Plagiarism and other academic irregularities
Notwithstanding other disciplinary measures deemed appropriate, and in accordance with the academic regulations in force, assessment activities will receive a zero whenever a student commits academic irregularities that may alter such assessment. Assessment activities graded in this way and by this procedure will not be re-assessable. If passing the assessment activity or activities in question is required to pass the subject, the awarding of a zero for disciplinary measures will also entail a direct fail for the subject,with no opportunity to re-assess this in the same academic year. Irregularities contemplated in this procedure include, among others: the total or partial copying of a practical exercise, report, or any other evaluation activity; allowing others to copy; presenting group work that has not been done entirely by the members of the group; presenting any materials prepared by a third party as one’s own work, even if these materials are translations or adaptations, including work that is not original or exclusively that of the student; having communication devices (such as mobile phones, smart watches, etc.) accessible during theoretical-practical assessment tests (individual exams).
To consult the academic regulations approved by the Governing Council of the UAB, please follow this link: http://webs2002.uab.es/afers_academics/info_ac/0041.htm
The projects for lab assessment will be programmed in Python.
Name | Group | Language | Semester | Turn |
---|---|---|---|---|
(PAUL) Classroom practices | 811 | Catalan | second semester | morning-mixed |
(PAUL) Classroom practices | 812 | Catalan | second semester | morning-mixed |
(PLAB) Practical laboratories | 811 | Catalan | second semester | morning-mixed |
(PLAB) Practical laboratories | 812 | Catalan | second semester | morning-mixed |
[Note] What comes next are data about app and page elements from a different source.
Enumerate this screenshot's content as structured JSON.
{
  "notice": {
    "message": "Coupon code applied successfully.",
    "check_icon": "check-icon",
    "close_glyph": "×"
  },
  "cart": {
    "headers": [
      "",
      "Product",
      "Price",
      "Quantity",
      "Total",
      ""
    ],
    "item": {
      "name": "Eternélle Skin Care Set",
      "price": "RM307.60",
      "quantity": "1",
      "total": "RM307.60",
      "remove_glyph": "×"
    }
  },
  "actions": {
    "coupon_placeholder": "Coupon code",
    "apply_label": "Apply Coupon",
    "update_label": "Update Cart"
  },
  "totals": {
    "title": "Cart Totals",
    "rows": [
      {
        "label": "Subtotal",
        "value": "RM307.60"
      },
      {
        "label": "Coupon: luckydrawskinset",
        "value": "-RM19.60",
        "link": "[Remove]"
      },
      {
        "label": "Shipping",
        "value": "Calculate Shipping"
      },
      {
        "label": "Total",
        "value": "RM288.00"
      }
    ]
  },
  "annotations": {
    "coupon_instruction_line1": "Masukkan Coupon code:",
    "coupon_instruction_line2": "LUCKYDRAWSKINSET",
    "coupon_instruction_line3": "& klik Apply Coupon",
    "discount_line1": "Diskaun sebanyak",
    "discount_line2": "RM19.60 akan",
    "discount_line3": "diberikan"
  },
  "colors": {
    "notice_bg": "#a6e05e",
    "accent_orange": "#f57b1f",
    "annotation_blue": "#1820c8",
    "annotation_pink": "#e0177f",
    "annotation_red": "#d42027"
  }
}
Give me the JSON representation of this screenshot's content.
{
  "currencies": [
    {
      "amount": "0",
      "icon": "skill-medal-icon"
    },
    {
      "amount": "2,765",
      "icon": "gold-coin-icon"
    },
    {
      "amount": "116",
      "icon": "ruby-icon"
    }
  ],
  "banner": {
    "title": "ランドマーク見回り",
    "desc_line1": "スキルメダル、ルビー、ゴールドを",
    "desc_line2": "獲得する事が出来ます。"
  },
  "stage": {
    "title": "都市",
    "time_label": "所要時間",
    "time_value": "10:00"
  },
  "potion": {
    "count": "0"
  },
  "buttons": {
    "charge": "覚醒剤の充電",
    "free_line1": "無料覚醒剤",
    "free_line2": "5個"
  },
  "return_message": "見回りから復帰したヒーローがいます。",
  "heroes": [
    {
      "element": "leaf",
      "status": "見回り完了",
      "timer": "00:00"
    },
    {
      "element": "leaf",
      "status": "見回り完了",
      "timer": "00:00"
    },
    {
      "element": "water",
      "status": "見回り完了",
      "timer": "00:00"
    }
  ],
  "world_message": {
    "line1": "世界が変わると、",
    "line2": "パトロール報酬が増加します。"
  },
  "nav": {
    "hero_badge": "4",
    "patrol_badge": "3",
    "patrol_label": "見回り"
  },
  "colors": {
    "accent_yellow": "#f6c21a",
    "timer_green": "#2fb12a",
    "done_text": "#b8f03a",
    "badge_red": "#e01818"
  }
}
(PLAB) Practical laboratories | 813 | Catalan | second semester | morning-mixed |
(TE) Theory | 81 | Catalan | second semester | morning-mixed |